DATASET EXCERPTS
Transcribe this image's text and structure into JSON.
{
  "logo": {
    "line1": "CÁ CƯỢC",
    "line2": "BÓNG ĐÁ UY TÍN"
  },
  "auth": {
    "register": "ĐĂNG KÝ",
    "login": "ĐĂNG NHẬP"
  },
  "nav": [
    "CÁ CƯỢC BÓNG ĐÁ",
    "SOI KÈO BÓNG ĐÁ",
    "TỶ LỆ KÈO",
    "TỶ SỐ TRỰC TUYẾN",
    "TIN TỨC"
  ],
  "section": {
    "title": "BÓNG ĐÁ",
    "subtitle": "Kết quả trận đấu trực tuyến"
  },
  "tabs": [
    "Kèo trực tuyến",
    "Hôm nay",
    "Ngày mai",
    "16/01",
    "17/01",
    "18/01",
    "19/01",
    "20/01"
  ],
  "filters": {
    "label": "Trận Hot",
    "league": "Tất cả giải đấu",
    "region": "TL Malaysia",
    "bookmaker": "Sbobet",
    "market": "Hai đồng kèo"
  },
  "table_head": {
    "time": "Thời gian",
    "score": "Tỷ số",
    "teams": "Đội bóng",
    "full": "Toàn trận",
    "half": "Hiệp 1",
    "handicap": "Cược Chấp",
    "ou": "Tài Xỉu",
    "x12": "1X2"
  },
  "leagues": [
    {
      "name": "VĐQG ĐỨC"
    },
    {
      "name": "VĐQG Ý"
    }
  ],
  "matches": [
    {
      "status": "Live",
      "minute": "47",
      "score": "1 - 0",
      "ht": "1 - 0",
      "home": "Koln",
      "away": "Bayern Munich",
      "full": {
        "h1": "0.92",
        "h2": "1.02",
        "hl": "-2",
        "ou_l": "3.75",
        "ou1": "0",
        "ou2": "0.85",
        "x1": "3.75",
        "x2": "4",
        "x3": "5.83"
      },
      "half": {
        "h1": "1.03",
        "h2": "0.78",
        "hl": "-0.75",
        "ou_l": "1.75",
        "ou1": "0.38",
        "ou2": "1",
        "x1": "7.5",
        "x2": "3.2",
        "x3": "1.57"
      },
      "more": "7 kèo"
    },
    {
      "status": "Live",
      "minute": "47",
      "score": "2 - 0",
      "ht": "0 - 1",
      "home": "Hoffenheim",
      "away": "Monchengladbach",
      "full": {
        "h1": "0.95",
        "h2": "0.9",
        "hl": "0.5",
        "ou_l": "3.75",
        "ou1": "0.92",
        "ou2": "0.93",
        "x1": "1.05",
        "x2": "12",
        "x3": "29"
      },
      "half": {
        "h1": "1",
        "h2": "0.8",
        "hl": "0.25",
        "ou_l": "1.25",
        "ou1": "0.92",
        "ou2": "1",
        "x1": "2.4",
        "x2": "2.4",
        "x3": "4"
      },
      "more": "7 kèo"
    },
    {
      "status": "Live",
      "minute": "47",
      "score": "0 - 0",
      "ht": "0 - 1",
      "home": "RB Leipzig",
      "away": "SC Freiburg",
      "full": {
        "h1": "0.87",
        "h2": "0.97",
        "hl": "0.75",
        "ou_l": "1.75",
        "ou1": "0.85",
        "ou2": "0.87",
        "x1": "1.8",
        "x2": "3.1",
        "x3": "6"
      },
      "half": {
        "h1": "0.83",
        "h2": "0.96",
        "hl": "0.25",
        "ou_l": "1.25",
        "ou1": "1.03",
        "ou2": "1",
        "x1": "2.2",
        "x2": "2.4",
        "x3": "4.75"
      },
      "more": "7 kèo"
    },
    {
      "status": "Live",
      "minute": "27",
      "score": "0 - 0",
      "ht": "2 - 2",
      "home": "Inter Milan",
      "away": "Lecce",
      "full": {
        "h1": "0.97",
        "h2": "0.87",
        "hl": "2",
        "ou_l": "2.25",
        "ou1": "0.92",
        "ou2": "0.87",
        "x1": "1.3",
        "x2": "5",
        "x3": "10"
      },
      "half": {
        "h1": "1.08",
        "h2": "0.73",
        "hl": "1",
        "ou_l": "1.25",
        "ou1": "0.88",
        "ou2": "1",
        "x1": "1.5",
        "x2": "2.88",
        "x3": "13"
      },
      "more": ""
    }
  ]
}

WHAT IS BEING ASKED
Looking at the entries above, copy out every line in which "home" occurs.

OUTPUT OF THE TASK
      "home": "Koln",
      "home": "Hoffenheim",
      "home": "RB Leipzig",
      "home": "Inter Milan",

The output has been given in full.